Deputy Secretary General Rose Gottemoeller, the highest-ranking civilian woman in NATO’s history and a steadfast champion for gender equality in the alliance, was honored in September with Georgetown University’s Institute for Women, Peace and Security’s 2018 International Trailblazer Award.
“Integrating gender perspectives into the work of NATO and the security sector more broadly is an important tool to enhance operational effectiveness,” Ambassador Melanne Verveer, director of Georgetown’s Institute for Women, Peace and Security, said when presenting the award with Shéhérazade Semsar-de Boisséson, a member of Georgetown University’s board of directors. “Today we know that is an evidence based case.”
The award, presented this year in Brussels, is bestowed annually to leaders who recognize the important role of women in creating a more peaceful and secure world.
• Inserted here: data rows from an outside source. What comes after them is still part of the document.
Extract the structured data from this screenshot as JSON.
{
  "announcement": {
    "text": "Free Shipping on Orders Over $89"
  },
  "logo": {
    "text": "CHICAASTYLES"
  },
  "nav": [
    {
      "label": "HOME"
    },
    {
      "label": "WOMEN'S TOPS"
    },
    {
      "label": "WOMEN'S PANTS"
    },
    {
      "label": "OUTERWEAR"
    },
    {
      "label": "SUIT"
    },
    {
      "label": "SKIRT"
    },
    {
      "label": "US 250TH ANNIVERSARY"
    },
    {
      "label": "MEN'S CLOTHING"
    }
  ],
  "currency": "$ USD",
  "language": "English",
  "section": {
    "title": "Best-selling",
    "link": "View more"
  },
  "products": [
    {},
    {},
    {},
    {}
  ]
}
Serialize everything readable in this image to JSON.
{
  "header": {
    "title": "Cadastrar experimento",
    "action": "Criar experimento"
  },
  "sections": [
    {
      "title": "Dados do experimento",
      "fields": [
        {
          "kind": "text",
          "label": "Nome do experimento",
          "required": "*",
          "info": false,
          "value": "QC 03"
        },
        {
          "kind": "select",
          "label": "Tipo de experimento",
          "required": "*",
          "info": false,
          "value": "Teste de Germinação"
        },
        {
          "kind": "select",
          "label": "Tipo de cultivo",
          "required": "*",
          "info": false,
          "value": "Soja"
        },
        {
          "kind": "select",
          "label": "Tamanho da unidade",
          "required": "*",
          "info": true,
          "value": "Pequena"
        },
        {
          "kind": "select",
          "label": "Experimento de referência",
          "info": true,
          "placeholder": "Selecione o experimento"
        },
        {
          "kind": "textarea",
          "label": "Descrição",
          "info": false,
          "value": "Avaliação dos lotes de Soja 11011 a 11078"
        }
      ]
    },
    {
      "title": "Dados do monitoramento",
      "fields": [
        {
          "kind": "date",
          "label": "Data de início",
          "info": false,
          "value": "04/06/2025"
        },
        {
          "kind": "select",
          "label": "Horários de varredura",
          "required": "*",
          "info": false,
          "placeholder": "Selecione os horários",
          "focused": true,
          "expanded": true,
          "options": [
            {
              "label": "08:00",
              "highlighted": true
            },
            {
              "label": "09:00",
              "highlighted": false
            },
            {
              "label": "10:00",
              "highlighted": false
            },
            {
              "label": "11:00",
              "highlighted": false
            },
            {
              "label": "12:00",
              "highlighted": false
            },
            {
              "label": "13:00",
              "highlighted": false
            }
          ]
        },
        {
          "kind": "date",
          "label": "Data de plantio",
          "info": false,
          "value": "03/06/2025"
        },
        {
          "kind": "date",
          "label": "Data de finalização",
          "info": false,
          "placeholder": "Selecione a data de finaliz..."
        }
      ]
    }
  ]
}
The 2017 International Trailblazer Award was presented in London to three women negotiators and peace-builders from Ukraine, Northern Ireland and Myanmar: Iryna Gerashchenko, Monica McWilliams and May Sabe Phyu.
Under Gottemoeller’s leadership, NATO has redoubled efforts to integrate women’s perspectives and participation in the work of the security organization—deploying Gender Advisors in countries such as Afghanistan and Kosovo, establishing a panel of civil society and women’s organizations to inform the alliance and developing an action plan to advance the women, peace and security agenda.
“NATO has been the most successful military alliance throughout history, but attention to the role of women in security has not always been at the top of NATO’s priority list,” Gottemoeller said when accepting the award. “We know that we at NATO need to do a better job because stability, security and conflict resolution only come about when women are fully engaged and able to work together with their governments and with us to ensure that problems get solved down to the level of the village and the local government.”